Each morning we'd all get up, and one by one or two by two head to the showers. Then I precede to find the coolest (not hip, cold) location to get ready. Sometimes this was outside. I'd set up the table, chairs and powerstrip and do my hair and makeup. At night when we returned, we might cook, but mostly we took out the 4 laptops we brought and searched for the wifi. Wifi was so frustrating! Sometimes it worked if you were close enough to reception. On 2 occasions we moved our campsite location to be closer to wifi. Sometimes in worked outside, but not inside. Sometimes it worked on one computer but not the other. In Munich they had no wifi, but they had a hard wired connection for 1 Euro an hour in a room next to the front office. We brought along our small portable router and made our own hotspot. Alex and I were inside the space next to the office, with our laptops, trying to conceal the router. Frederick and his parents were outside trying to look inconspicuous as they pulled down their email over the pirate wifi. For those you used the free, unsecured, Go Stars network that night....you are welcome.
Other sites required you purchase wifi time and receive a code on a slip of paper. You had to do this at reception and reception was often closed when we arrived. Sometimes we'd log out and lose the paper. Basically just a pain! Most of the larger sites expected you to stay for a week or more. Some have people who keep their pitch all year round. So, missing one night of wifi, doesn't seem like a big deal if they think you are staying longer.
The pitches are very close together. This isn't like you get your plot of woods and your neighbor is unseen. Most times the next campsite was 20ft away from you. Like houses close together, you can maneuver the awning side of the camper so you have maximum privacy. It really wasn't a problem.
As I said some people stay for a month or more. They really go all out to deck out their space, especially in near Holland. They bring landscaping, flowers, paving stones, outdoor carpet, fences and real furniture from home. It's like they create a 2nd country home. We thought we brought creature comforts...we were amateurs.

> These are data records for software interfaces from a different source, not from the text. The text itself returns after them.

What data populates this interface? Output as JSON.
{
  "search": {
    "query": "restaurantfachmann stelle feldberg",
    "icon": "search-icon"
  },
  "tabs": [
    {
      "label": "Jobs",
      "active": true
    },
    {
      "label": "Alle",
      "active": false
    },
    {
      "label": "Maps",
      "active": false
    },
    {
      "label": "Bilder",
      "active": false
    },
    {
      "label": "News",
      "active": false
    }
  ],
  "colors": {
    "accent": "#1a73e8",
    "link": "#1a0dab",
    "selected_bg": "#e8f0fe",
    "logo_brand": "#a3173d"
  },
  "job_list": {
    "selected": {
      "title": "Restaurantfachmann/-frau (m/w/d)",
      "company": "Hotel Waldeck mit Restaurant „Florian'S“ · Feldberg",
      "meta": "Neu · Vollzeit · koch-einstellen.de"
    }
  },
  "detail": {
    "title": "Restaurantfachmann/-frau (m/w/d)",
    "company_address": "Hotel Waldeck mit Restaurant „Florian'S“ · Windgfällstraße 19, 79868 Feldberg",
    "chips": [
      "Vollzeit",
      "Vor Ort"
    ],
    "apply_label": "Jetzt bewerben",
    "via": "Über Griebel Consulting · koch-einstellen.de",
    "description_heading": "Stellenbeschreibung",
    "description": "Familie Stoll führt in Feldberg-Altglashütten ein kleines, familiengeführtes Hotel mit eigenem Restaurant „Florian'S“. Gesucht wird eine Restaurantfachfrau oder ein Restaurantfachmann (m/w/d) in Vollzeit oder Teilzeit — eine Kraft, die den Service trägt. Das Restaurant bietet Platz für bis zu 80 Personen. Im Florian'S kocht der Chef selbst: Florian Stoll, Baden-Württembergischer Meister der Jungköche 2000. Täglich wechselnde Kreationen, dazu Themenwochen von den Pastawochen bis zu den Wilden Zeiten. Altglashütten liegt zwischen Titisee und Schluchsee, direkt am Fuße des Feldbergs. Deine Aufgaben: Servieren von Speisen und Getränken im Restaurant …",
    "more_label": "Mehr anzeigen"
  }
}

We had to learn to dance in smaller spaces, say excuse me a lot, but we learned. We'd have our panic moments as we couldn't find this phone charger or that brush. With all the cubbies you'd forget where you put stuff. Sometimes we'd roll out in a hurry and things would get stuffed in odd spaces. Over time we developed a rhythm. All the powerstrips (4 of them and an extension cord...we had full electricity when we were parked at camp) eventually all went back into one Costco bag each night, the same with my blow dryer, hot rollers, curling iron and make up. Laptops found a regular home.
When we'd stop for a time, not a campsite, to see a site, Frederick would switch the refrigerator to gas power to keep things cold. We had an enormous storage area in the back. I'd say 5ft by 5ft by 8ft. All the extra water and drinks, stand fan, table and chairs would stow there along with our suitcases. Plenty of room!
Would I travel like this again? Absolutely! We'd get a smaller camper to save the hairaising driving on some of the tiny roads, but camping was not a problem. Take this from a creature loving Taurus. There's no way we would have seen as much or stayed for so long without an expensive tour or be forced to drag our luggage off each connecting train. It only rained a few nights and we stayed dry under the awning or inside.
It was a great way to travel.